For dinner, we went to Roy’s, an Asian-fusion restaurant. This is one of the highest rated restaurants on Yelp in Honolulu. The atmosphere is fantastic, service is great, and food is delicious. We ordered the 3-course prix fixe menu ($50/person), which included your choice of appetizer, main course, and dessert. I chose the salmon with rice for my main entree.
Day 4: Chilling on the beach and swimming with dolphins
We spent the morning relaxing on Waikiki Beach. The water is cold, but because of the sunny weather, you will quickly get adjusted to the ocean temperature.
Around noon, our transportation came to take us to Sealife Park, a marine-life activity park that was on the North side of the island so it took about an hour to get there. The general entrance of the park is $30/person, which gives you access to the sea animal petting area, sea lion show, and dolphin show. The dolphin show is spectacular and demonstrates the extraordinary intelligence of the animal. However, we went there specifically to swim with the dolphins.The swimming with dolphins costs about $100/person. You are in the water with the dolphin for about 30 minutes, but the actual individual interaction with the dolphin is only a few minutes since you are in a big group with people taking turns playing with the dolphin.
For dinner tonight, we went to Tonkatsu Ginza Bairin, a highly-rated Japanese tempura restaurant on Yelp. Each entree is about $20-$25. The entrees come with miso soup and salad. I enjoyed the lively environment of the restaurant. The food was good, but I haven’t eaten a lot of katsu before so it’s hard for me to judge.
Day 6: Submarine Underwater Tour and Catamaran Dinner Cruise
We took a two hour submarine tour with Atlantis Submarines.

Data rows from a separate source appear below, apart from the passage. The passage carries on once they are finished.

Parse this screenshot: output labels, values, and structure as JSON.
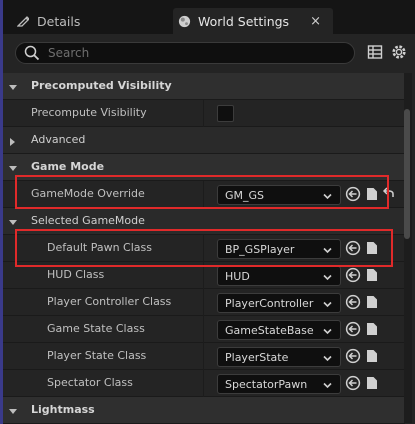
{
  "tabs": {
    "details": {
      "label": "Details"
    },
    "world": {
      "label": "World Settings",
      "close": "×"
    }
  },
  "search": {
    "placeholder": "Search"
  },
  "rows": [
    {
      "kind": "category",
      "label": "Precomputed Visibility"
    },
    {
      "kind": "prop",
      "label": "Precompute Visibility",
      "checkbox": false
    },
    {
      "kind": "sub",
      "label": "Advanced"
    },
    {
      "kind": "category",
      "label": "Game Mode"
    },
    {
      "kind": "prop",
      "label": "GameMode Override",
      "value": "GM_GS"
    },
    {
      "kind": "sub",
      "label": "Selected GameMode"
    },
    {
      "kind": "prop",
      "label": "Default Pawn Class",
      "value": "BP_GSPlayer"
    },
    {
      "kind": "prop",
      "label": "HUD Class",
      "value": "HUD"
    },
    {
      "kind": "prop",
      "label": "Player Controller Class",
      "value": "PlayerController"
    },
    {
      "kind": "prop",
      "label": "Game State Class",
      "value": "GameStateBase"
    },
    {
      "kind": "prop",
      "label": "Player State Class",
      "value": "PlayerState"
    },
    {
      "kind": "prop",
      "label": "Spectator Class",
      "value": "SpectatorPawn"
    },
    {
      "kind": "category",
      "label": "Lightmass"
    }
  ],
  "colors": {
    "highlight": "#e02a2a",
    "panel": "#242424",
    "category": "#2f2f2f"
  }
}
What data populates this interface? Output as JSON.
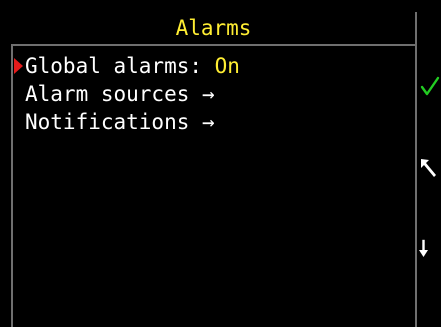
{
  "header": {
    "title": "Alarms"
  },
  "menu": {
    "items": [
      {
        "label": "Global alarms: ",
        "value": "On",
        "selected": true
      },
      {
        "label": "Alarm sources →"
      },
      {
        "label": "Notifications →"
      }
    ]
  },
  "softkeys": {
    "confirm_icon": "check-icon",
    "back_icon": "arrow-up-left-icon",
    "down_icon": "arrow-down-icon"
  },
  "colors": {
    "background": "#000000",
    "title_text": "#ffee33",
    "value_text": "#ffee33",
    "menu_text": "#ffffff",
    "cursor": "#e41b1b",
    "confirm": "#22cc22",
    "divider": "#6f6f6f"
  }
}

There is a catamaran that takes us to the submarine that is floating near the surface about half a mile from the beach. The submarine has individual seats and large windows for each passenger so we all get a clear view of the underwater scenery. We saw turtles, a plethora of exotic fishes, a sunken ship, and a sunken airplane. One of the interesting things I learned is that the company, Atlantis Submarines, purchases old planes to sink into the ocean for the specific purpose of allowing people to see a sunken airplane during their tour. The tour was about $100 per person and children have about a 50% discount.
After the submarine ride, we headed for our Ali’i Kai Catamaran dinner cruise. It was about $75/person. The catamaran sails around the Waikiki beach area from 5-8pm. The dinner is an Asian fusion buffet featuring dishes such tofu chicken, mashed potatoes, salads, and curry. Shortly after dinner, performers showcased dances from various Polynesian countries. The performers then invited audience members to join them in the jovial dances. At 8pm, we headed for the top of the catamaran to admire the weekly Friday fireworks show on the Waikiki beach.
Day 7: Return home!
In the spirit of the holiday season, I composed a Jingle Bells Piano Remix. Enjoy! Download the sheet music here: Jingle Bells Piano Remix by Nanxi Liu
Here is a recording of my computer playing the song: